Website and app data records:
■ ■ ■ ■ ■ ■ ■
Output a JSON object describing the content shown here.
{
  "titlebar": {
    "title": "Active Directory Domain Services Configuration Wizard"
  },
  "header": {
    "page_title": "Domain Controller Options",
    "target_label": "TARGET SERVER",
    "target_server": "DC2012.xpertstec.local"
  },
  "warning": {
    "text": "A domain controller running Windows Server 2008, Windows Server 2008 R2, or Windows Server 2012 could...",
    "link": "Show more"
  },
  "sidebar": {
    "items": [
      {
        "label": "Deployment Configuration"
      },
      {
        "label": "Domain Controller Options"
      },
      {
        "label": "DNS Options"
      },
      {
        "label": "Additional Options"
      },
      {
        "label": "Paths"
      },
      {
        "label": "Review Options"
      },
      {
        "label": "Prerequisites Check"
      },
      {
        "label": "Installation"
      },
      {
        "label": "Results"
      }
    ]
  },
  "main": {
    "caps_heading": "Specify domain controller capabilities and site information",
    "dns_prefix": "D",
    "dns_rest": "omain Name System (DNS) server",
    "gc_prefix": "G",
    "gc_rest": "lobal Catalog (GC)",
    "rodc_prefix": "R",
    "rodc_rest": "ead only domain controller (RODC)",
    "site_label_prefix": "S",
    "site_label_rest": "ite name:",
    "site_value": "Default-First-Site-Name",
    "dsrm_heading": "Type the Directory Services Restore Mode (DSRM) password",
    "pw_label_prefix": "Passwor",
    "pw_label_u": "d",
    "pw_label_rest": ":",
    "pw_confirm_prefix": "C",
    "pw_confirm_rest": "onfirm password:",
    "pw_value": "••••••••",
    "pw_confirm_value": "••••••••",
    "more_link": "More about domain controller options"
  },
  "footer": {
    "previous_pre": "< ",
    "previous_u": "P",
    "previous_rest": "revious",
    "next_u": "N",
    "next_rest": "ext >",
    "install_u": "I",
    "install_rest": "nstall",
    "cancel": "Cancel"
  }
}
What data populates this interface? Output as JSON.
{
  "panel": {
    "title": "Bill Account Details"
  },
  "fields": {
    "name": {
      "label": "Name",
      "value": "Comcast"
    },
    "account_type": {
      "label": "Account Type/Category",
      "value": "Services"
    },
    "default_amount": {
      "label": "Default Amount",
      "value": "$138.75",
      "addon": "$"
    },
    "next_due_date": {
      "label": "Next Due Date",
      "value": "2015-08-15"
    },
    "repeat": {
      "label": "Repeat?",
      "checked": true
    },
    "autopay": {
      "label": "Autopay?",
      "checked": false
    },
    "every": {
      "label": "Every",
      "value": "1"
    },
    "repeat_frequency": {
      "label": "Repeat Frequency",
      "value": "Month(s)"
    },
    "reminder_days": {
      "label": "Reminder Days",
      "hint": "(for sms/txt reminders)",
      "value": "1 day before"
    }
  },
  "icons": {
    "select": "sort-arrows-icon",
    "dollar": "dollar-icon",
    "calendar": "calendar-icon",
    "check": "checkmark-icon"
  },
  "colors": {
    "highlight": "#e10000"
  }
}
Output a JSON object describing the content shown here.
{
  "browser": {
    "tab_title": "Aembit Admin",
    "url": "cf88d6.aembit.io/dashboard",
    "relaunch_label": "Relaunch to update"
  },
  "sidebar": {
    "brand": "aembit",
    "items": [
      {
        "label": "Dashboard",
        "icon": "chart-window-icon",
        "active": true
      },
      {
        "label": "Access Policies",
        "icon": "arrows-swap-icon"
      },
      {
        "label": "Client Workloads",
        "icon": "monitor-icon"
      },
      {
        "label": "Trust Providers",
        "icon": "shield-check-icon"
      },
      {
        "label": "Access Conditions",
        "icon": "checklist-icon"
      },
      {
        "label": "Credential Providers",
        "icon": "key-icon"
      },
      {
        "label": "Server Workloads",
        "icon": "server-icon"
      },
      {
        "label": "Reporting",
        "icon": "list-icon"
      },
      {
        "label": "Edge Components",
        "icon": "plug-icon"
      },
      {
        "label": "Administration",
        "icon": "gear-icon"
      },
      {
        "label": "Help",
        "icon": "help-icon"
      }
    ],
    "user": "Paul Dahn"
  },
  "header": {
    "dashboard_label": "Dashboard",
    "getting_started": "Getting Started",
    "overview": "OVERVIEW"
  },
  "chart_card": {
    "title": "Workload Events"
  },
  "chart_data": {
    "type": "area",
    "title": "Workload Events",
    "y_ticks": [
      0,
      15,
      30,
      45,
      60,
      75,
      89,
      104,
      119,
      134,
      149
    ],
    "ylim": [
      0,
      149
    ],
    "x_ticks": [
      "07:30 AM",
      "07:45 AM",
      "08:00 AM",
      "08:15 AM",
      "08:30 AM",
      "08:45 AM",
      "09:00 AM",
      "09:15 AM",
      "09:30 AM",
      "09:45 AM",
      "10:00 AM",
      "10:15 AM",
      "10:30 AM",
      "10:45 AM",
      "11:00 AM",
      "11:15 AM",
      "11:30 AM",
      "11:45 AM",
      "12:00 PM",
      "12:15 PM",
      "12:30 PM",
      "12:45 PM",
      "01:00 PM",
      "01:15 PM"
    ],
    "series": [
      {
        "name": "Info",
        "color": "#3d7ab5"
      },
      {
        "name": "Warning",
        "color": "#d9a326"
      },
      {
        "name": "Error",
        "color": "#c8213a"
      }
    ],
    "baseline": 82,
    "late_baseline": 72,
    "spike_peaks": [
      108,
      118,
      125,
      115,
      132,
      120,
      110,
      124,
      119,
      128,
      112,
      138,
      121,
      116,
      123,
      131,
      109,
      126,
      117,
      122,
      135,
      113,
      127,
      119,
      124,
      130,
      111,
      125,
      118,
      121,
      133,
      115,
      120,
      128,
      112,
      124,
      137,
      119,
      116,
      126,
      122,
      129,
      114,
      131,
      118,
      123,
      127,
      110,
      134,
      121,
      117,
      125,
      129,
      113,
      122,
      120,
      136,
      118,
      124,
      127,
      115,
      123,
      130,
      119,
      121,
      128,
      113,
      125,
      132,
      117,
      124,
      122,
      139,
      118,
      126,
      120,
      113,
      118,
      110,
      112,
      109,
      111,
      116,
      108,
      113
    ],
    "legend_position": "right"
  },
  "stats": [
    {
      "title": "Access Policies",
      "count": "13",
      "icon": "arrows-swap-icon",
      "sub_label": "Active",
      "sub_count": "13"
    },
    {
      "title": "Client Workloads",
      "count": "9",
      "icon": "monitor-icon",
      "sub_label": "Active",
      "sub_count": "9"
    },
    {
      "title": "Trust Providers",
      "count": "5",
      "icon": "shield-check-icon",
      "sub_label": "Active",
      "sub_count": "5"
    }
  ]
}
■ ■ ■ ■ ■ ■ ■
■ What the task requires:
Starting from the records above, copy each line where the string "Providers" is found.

■ Solution for this task:
        "label": "Trust Providers",
        "label": "Credential Providers",
      "title": "Trust Providers",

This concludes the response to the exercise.